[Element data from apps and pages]
[Start of Attachment]
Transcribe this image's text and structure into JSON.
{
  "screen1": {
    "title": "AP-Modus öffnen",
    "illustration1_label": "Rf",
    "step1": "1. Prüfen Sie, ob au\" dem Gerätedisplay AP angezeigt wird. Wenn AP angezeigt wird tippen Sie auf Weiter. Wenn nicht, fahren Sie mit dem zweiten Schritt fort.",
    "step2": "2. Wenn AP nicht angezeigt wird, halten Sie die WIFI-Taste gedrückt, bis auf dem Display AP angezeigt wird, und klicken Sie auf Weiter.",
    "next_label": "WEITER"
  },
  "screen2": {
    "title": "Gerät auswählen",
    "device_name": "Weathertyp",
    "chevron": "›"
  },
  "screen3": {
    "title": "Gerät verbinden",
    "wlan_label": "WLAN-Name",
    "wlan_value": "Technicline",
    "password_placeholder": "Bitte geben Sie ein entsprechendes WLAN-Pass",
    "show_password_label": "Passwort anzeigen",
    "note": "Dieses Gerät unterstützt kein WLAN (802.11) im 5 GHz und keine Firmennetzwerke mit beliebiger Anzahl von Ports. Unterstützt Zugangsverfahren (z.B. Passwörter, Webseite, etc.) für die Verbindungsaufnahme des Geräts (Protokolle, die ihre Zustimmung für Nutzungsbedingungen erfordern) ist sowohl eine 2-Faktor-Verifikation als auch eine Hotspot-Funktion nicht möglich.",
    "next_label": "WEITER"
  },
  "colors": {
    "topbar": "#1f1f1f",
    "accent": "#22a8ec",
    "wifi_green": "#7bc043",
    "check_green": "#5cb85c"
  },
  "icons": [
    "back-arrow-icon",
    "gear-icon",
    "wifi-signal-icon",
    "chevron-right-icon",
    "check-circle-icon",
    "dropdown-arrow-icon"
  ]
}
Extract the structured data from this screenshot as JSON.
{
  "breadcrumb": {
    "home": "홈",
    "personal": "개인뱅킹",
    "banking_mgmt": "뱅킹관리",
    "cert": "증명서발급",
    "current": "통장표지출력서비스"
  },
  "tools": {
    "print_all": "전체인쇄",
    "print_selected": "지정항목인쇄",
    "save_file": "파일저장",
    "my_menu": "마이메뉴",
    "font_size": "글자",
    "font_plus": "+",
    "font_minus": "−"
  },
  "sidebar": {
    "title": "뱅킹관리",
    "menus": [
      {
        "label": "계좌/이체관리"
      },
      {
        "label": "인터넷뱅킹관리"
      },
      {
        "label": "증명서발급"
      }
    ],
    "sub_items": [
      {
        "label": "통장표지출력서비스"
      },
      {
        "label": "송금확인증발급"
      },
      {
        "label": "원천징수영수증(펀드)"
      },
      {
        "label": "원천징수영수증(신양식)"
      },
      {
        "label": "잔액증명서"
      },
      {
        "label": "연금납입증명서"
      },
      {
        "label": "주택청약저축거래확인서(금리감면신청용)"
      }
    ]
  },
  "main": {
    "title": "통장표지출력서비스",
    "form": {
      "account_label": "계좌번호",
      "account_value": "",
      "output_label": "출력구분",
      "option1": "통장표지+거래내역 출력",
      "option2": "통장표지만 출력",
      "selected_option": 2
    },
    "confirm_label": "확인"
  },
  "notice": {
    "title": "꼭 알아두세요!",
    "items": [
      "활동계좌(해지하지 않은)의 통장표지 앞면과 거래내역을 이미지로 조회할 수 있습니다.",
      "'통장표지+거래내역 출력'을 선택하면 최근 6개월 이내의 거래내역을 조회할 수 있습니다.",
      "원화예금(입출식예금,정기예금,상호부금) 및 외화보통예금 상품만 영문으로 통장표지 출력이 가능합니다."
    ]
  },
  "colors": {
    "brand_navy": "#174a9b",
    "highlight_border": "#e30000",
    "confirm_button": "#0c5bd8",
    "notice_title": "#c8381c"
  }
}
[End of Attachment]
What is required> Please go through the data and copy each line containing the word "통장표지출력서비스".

Solution to the exercise>
    "current": "통장표지출력서비스"
        "label": "통장표지출력서비스"
    "title": "통장표지출력서비스",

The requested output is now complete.